- Opening Delimiter -

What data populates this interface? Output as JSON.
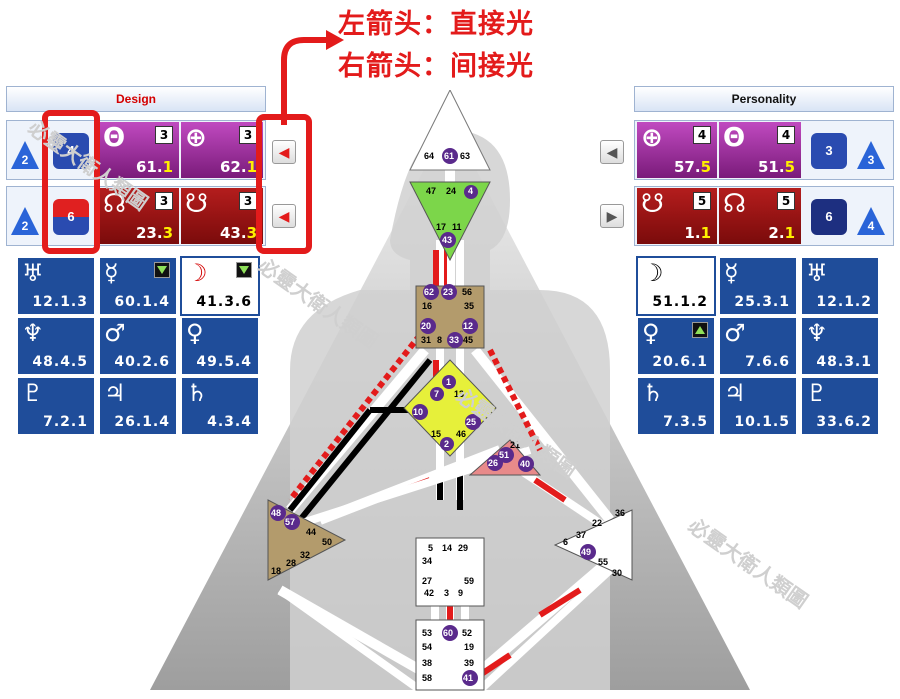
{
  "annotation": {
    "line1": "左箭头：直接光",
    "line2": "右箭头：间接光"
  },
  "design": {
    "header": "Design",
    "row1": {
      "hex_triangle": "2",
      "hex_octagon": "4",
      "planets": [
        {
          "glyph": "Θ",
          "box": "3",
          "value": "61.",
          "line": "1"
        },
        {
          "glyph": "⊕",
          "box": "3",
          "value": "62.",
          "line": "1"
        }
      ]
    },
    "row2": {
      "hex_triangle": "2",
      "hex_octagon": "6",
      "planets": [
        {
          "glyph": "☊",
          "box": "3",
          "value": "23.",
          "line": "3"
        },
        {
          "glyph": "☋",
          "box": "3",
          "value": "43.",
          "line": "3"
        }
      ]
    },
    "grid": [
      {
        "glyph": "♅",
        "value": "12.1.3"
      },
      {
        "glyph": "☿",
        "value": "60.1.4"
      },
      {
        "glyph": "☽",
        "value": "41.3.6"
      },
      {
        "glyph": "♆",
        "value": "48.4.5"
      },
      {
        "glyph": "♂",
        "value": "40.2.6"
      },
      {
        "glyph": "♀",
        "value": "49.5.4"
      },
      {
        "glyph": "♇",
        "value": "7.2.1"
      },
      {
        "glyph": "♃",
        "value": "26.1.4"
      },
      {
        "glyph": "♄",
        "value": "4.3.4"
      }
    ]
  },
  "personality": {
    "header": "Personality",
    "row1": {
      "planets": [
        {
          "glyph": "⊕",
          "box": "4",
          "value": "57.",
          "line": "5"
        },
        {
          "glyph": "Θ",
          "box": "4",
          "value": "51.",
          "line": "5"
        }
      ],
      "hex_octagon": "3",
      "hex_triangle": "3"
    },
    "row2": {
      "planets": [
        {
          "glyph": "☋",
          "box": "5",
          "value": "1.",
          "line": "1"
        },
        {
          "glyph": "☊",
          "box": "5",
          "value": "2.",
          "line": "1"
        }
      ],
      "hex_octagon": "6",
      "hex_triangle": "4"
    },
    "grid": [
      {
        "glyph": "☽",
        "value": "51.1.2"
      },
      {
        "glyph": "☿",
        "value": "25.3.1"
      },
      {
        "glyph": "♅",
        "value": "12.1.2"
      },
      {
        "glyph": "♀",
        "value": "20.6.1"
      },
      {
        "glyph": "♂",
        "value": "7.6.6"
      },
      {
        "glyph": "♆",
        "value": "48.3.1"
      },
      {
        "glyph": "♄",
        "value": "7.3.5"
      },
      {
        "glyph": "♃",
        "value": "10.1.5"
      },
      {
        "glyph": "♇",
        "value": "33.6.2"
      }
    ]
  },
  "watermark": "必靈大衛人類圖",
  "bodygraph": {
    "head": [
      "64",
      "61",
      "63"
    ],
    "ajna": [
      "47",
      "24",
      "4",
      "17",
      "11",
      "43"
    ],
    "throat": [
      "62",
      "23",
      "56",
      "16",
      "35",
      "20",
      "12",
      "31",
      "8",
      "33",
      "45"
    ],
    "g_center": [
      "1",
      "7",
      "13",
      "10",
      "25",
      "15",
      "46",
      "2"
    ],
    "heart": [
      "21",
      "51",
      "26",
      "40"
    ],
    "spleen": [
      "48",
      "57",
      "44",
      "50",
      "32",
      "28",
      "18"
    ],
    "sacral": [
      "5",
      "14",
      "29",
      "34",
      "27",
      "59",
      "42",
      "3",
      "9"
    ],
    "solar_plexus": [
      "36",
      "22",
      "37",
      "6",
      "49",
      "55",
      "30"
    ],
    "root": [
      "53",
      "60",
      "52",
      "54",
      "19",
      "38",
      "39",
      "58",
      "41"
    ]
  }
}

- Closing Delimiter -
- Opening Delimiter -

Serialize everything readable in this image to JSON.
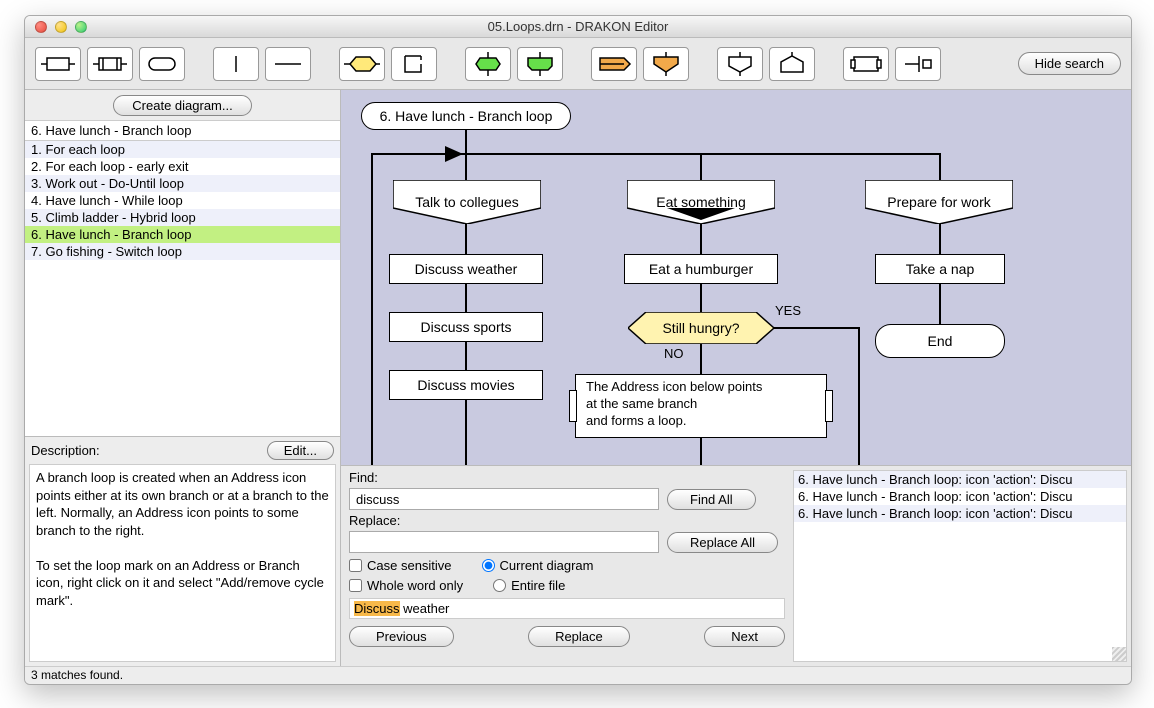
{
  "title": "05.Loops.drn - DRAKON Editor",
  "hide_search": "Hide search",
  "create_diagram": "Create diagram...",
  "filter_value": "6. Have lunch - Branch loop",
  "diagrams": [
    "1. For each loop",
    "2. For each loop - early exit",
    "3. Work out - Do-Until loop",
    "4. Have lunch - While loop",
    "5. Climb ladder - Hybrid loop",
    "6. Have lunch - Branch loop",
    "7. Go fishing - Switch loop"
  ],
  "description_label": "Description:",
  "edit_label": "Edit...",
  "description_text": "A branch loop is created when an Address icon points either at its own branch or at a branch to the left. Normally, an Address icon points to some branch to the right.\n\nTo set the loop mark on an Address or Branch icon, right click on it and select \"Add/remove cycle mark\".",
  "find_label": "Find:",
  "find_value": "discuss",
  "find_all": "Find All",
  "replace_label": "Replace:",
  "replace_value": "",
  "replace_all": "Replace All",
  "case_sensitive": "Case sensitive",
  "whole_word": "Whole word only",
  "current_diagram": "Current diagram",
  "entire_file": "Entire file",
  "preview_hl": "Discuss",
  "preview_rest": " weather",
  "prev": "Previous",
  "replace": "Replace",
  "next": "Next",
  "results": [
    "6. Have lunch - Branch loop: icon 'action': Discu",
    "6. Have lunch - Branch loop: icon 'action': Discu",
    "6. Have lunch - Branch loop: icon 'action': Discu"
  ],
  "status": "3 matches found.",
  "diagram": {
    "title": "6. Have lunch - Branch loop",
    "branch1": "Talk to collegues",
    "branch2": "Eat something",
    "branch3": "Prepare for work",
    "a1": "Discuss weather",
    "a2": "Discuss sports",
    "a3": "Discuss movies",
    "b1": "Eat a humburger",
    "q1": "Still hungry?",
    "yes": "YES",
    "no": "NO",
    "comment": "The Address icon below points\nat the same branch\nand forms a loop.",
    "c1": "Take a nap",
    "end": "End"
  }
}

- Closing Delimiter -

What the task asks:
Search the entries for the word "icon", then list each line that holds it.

Answer section:
  "description_text": "A branch loop is created when an Address icon points either at its own branch or at a branch to the left. Normally, an Address icon points to some branch to the right.\n\nTo set the loop mark on an Address or Branch icon, right click on it and select \"Add/remove cycle mark\".",
    "6. Have lunch - Branch loop: icon 'action': Discu",
    "6. Have lunch - Branch loop: icon 'action': Discu",
    "6. Have lunch - Branch loop: icon 'action': Discu"
    "comment": "The Address icon below points\nat the same branch\nand forms a loop.",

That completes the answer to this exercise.